...balloons could decompose into microplastics found in oceans, drinking water, food and even the air.
City leaders said balloons filled with any gas lighter than air, like helium, pose safety threats to animals, humans and the environment. And although balloons appear to float off into space, they always come back down, causing issues.
I have been saying for years that although I love a good balloon and we get the for the kids on occasion, it sure is frustrating when you find them in the woods like the one below. I am in the woods often and see balloons scattered around. The balloons have to land somewhere and often it is in a woods, a farm field or water.
When foil-coated balloons, also known as Mylar balloons come in contact with a power line or other electric equipment, their metallic properties can cause a surge of electricity that can impede equipment. Untethered balloons cause thousands of unnecessary electric service interruptions each year for Pepco customers. These balloons also have been known to float for days and can end up having a negative impact on the environment.
Balloons are fun but perhaps a simple reminder to keep an eye on them will help to keep them from becoming litter.
LOOK: See how much gasoline cost the year you started driving
To find out more about how has the price of gas changed throughout the years, Stacker ran the numbers on the cost of a gallon of gasoline for each of the last 84 years. Using data from the Bureau of Labor Statistics (released in April 2020), we analyzed the average price for a gallon of unleaded regular gasoline from 1976 to 2020 along with the Consumer Price Index (CPI) for unleaded regular gasoline from 1937 to 1976, including the absolute and inflation-adjusted prices for each year.
Read on to explore the cost of gas over time and rediscover just how much a gallon was when you first started driving.
LOOK: Things from the year you were born that don't exist anymore
The iconic (and at times silly) toys, technologies, and electronics have been usurped since their grand entrance, either by advances in technology or breakthroughs in common sense. See how many things on this list trigger childhood memories—and which ones were here and gone so fast you missed them entirely.
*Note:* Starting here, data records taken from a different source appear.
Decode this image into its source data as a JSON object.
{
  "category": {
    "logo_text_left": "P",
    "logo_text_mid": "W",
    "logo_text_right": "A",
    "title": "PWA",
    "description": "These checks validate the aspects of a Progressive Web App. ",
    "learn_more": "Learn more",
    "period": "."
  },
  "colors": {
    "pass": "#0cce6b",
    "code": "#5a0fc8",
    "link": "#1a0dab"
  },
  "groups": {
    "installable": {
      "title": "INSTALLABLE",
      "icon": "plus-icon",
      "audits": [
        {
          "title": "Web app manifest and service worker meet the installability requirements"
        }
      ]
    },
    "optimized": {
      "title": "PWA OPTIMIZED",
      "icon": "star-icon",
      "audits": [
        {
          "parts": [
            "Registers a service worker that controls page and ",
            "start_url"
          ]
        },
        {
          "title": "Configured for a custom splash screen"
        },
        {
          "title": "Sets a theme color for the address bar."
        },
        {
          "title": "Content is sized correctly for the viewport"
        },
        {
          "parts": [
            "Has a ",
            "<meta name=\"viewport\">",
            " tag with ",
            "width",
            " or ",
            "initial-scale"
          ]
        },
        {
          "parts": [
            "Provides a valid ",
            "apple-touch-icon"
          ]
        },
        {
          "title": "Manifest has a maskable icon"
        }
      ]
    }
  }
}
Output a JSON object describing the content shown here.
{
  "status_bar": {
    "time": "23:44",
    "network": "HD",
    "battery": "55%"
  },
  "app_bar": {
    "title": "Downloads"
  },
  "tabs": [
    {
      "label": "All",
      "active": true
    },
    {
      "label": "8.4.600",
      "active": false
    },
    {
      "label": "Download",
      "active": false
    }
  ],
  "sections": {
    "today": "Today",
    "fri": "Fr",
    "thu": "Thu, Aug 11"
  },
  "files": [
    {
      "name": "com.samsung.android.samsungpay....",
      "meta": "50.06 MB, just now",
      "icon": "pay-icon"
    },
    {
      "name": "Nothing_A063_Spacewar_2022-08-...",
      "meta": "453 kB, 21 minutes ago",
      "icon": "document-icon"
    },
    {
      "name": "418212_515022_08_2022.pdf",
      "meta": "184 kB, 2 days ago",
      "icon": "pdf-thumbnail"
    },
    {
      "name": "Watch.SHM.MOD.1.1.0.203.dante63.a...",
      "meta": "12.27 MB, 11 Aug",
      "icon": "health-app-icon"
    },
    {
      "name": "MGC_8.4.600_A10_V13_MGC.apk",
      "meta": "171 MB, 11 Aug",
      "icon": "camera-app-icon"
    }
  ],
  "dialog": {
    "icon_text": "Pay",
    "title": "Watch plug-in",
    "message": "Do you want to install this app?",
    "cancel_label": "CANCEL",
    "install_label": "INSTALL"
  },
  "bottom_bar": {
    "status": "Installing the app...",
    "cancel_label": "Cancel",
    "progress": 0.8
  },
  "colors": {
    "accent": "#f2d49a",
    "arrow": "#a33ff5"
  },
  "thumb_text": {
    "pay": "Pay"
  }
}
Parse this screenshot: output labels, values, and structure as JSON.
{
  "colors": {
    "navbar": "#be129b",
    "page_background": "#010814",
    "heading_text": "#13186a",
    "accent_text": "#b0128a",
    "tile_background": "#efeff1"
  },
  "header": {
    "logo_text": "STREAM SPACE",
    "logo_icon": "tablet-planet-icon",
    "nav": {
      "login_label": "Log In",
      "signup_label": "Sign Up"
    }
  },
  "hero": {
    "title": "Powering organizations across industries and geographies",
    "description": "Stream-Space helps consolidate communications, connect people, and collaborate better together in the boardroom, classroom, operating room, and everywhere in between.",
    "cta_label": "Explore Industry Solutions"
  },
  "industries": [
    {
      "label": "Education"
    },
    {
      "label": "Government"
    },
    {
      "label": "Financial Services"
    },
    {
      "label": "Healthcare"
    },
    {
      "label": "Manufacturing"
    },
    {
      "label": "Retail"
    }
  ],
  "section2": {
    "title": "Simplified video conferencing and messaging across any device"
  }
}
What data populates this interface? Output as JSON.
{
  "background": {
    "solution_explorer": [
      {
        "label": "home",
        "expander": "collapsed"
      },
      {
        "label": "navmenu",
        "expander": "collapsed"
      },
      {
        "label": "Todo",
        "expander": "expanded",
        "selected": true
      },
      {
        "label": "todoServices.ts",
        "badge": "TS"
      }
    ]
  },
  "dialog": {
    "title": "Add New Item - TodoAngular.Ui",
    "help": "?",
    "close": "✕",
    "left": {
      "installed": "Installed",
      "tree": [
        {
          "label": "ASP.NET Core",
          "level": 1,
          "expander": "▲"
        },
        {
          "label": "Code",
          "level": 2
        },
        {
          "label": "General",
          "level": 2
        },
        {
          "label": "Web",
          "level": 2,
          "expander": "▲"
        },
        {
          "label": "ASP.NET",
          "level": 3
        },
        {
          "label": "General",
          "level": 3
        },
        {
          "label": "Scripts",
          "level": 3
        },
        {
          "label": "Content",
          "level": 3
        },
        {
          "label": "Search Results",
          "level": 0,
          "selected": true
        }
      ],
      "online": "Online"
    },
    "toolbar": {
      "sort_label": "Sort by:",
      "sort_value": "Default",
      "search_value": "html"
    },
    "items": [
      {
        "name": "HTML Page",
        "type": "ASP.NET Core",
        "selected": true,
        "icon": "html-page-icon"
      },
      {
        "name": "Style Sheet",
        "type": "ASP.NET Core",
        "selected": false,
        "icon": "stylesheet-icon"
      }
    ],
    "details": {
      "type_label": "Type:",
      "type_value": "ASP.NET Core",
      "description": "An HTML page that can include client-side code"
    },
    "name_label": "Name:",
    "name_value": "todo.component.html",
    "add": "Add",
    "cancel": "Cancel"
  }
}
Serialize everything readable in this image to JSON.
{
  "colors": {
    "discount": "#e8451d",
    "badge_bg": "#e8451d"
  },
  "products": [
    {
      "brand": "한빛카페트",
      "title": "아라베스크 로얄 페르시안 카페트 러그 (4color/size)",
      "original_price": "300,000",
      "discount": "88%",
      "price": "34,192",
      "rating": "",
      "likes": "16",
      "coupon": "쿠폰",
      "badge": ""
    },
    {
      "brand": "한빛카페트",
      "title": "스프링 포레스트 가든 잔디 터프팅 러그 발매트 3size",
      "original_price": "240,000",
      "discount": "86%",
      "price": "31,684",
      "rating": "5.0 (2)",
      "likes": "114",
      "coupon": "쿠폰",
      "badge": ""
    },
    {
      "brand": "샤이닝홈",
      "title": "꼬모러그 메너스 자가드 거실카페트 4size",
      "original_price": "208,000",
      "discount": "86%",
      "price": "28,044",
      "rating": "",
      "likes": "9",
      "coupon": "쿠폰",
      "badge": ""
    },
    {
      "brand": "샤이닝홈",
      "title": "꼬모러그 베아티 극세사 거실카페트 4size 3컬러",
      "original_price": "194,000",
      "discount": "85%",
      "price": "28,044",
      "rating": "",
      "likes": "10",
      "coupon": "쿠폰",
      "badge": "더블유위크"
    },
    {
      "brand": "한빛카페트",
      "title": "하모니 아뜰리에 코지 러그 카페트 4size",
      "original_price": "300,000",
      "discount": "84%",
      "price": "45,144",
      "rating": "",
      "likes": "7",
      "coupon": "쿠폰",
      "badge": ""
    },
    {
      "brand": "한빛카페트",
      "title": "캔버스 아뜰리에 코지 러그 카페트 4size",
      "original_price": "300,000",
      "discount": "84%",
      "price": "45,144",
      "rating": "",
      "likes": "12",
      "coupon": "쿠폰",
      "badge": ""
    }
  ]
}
LOOK: See America's 50 Best Beach Towns
Every beach town has its share of pluses and minuses, which got us thinking about what makes a beach town the best one to live in. To find out, Stacker consulted data from WalletHub, released June 17, 2020, that compares U.S. beach towns. Ratings are based on six categories: affordability, weather, safety, economy, education and health, and quality of life. The cities ranged in population from 10,000 to 150,000, but they had to have at least one local beach listed on TripAdvisor. Read the full methodology here. From those rankings, we selected the top 50. Readers who live in California and Florida will be unsurprised to learn that many of towns featured here are in one of those two states.
Keep reading to see if your favorite beach town made the cut.